Local artist finds inspiration for “Benny the Cat” in vintage market

Benny the Cat is the subject of West Plaza resident Julie Tenenbaum’s stitched artworks. Benny started out as just a face, but in the past several years, we’ve been seeing Benny in all kinds of environments. Tenenbaum says she would be stitching Benny even if no one besides her husband ever saw him, but it’s great to be able to show him off at Midtown venues.

Julie Tenenbaum calls herself a “late bloomer” when it comes to her embroidery work.

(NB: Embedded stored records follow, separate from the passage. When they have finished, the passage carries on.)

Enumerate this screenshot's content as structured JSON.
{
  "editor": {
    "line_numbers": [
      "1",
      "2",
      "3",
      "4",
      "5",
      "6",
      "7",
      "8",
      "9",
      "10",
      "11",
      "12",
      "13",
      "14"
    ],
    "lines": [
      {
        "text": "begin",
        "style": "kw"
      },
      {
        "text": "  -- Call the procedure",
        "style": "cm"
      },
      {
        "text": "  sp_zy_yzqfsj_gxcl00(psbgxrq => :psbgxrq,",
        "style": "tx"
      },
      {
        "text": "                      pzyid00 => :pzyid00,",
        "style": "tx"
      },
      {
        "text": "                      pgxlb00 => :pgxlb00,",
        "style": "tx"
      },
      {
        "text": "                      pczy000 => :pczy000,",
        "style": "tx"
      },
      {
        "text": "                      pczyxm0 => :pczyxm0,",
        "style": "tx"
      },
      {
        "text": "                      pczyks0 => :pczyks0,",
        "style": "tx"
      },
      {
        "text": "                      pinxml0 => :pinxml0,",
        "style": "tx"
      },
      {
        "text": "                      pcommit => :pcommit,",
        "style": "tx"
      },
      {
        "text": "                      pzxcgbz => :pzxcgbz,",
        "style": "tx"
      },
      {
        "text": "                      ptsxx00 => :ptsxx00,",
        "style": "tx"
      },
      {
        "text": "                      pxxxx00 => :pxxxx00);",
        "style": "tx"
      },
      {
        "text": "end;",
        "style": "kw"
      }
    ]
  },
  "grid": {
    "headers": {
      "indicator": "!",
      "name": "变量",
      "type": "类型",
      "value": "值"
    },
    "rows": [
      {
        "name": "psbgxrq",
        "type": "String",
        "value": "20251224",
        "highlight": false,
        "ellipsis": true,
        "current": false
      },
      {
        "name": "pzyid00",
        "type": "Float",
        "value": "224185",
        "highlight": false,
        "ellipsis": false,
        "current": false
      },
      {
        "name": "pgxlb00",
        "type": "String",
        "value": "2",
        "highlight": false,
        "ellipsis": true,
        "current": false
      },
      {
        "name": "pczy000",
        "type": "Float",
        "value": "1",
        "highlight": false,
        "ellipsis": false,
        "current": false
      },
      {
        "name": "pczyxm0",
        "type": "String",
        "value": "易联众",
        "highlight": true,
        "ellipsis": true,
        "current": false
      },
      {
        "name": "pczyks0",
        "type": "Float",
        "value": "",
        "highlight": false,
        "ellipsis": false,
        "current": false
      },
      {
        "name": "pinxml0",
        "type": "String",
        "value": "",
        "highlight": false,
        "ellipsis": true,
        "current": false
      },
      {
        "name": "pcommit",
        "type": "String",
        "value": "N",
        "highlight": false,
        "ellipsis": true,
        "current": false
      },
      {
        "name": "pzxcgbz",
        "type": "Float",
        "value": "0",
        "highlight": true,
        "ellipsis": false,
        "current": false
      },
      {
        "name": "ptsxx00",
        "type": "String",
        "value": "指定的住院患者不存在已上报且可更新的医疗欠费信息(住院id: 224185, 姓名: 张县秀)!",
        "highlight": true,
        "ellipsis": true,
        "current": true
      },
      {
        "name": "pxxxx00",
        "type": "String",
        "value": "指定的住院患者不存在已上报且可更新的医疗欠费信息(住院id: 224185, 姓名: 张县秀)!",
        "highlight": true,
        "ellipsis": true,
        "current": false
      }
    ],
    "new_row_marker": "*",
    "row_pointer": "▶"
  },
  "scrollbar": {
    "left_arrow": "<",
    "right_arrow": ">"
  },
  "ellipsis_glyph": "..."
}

She was, she says, “well into my fifties when I began to create with needle and thread.” Now she’s constantly busy creating new “Bennies,” stitched canvases showing the cat engaged in various activities, and she’s constantly looking for new places Benny can be seen by others.

It all began at Urban Mining Homewares, a vintage market at 3923 Main. Tenenbaum saw a cat face on a piece of pottery, and it spoke to her. She sketched the cat on paper, and a few months later, when she took up embroidery, she decided to embroider the face. The face became a whole cat, and the Benny series began. Tenenbaum has been stitching Bennies ever since.

The inspiration.

“I didn’t even buy the pot, but that face got me started,” she says. “It gives me such joy to play with him.” (By the way, she eventually went back to Urban Mining Homewares and bought the pot.) Benny has evolved. He lost his whiskers. He started appearing in full scenes, like in a bathtub or in an easy chair with his books. Then a friend suggested that Tenenbaum needed to share Benny with the world.

Benny’s first show was at a church in North Kansas City. Since then the growing collection of Bennies has hung in coffee shops, cafés and other venues in Westport and beyond.  Tenenbaum says she’s glad he’s getting out into the world. “People have said they are inspired by Benny. They think he’s very colorful and fun. They’re impressed by the details, and he brings back memories of a mom who did embroidery or a grandmother who used to quilt.”

As Benny makes the rounds, Tenenbaum is looking into licensing him and sharing him with an even larger world. He could show up on mugs, t-shirts and elsewhere. But in the meantime, Tenenbaum enjoys seeing Benny at shows like the current one at Simply Breakfast in Westport.

“I love sitting in a coffeehouse and seeing someone go up and look at my work,” she says. “If I’m with a friend, sometimes they’ll say ‘This is the artist,” and it’s a little embarrassing, but it’s nice.”

To see all the Bennies and Tenenbaum’s other works, visit her website, CatStitchStudio.com.

Comments are closed.